Tuesday, August 9, 2011
S&P downgrades US debt yet Treasuries soar?
So S&P downgrades our debt rating, and US Treasuries are what we sell to finance our debt, so one might assume the downgrade was a statement on our ability to pay on the debt held by those invested in Treasuries? No, that would be too sensible. Yes, the stock market crashed again yesterday but there was a heavy influx of investment into Treasuries, not out of them. It is still the safest and most trusted bet in the marketplace, investing in the US's ability to pay on its debt. So what then is the downgrade all about if not that? Is S&P credible to judge on something that is not about the actual debt? Or even a credible rating agency at all, given their AAA rating of the toxic mortage-backed securities that caused the last crash? And why the market crash and simultaneous investment into US debt?
Recall that S&P was one of the rating agencies that gave an AAA rating to the junk that caused the meltdown. And why did they do so? A Senate committee found that they were pressured by the very companies that sold the crap, like Goldman Sachs. S&P even said this junk was “as safe as government bonds.” (All the more ironic given the debt downgrade.) Granted there is little doubt the likes of Goldman and the other banks that did the pressuring lied through their teeth about the junk but it was S&P’s responsibility to verify what they were told and to rate it accordingly. They did not do their due diligence through corruption and it is their rating that should be on the line here.

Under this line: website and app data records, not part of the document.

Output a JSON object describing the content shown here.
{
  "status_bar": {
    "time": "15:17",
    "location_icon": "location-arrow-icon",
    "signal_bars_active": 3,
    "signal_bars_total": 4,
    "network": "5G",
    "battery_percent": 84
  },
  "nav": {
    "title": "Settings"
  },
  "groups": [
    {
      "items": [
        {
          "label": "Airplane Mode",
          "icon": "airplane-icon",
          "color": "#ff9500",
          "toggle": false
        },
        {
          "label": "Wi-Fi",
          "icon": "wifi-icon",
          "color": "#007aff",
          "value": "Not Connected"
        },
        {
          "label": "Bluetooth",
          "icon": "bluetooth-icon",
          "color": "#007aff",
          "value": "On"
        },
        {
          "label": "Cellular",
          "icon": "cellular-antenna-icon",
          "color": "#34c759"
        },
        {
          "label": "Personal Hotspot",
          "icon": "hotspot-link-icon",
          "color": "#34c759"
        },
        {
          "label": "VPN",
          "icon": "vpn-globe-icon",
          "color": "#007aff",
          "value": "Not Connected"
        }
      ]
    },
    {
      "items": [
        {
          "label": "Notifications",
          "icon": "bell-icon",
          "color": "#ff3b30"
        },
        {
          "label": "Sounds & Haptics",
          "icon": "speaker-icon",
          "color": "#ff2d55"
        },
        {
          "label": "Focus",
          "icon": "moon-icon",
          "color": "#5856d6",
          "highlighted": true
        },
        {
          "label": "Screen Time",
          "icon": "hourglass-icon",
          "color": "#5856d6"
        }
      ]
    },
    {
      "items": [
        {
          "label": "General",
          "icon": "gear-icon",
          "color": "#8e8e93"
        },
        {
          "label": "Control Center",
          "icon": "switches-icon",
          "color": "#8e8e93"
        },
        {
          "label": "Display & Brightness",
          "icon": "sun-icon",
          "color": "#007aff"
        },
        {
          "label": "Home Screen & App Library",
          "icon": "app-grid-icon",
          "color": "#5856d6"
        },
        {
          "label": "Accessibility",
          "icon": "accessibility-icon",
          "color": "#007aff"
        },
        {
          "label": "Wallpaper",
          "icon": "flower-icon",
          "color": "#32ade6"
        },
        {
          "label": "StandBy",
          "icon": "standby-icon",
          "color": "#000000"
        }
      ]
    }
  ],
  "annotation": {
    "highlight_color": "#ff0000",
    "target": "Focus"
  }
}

S&P did get something right when they said it was due to “brinkmanship and lack of certainty in Congress.” And that is because the debt deal that finally passed was inadequate, and it was inadequate because the Tea Party freshman refused to budge one inch on a sensible, comprehensive debt reduction plan that would include generating revenue and/or raising taxes. There was a plan that would have likely avoided the downgrade, Obama's “grand bargain.” It would have reduced the debt by $4 trillion, with cuts in Medicare, Medicaid and social security but also including some tax increases. But the offer was rejected by Speaker Boehner due to the Tea Part refusal to raise taxes at all. We ended up with the deal in which Boehner bragged he got 98% of what he wanted, a deal that S&P lost all confidence in.
So why then the market crash? The markets too have lost confidence in the government's valid and necessary function to kick-start a lagging economy. And how do they do that? Not by cutting spending only but by also by increasing revenue and actually investing (aka spending) on the right things, like infrastructure projects and education. (See Robert Reich's advice as only 1 example of dozens on this.) With revenue and right spending off the table in a balanced approach there is simply no way the economy will reverse its negative trend. So investors are pulling out of markets and investing in the one thing that was supposed to be downgraded, US Treasuries. Go figure.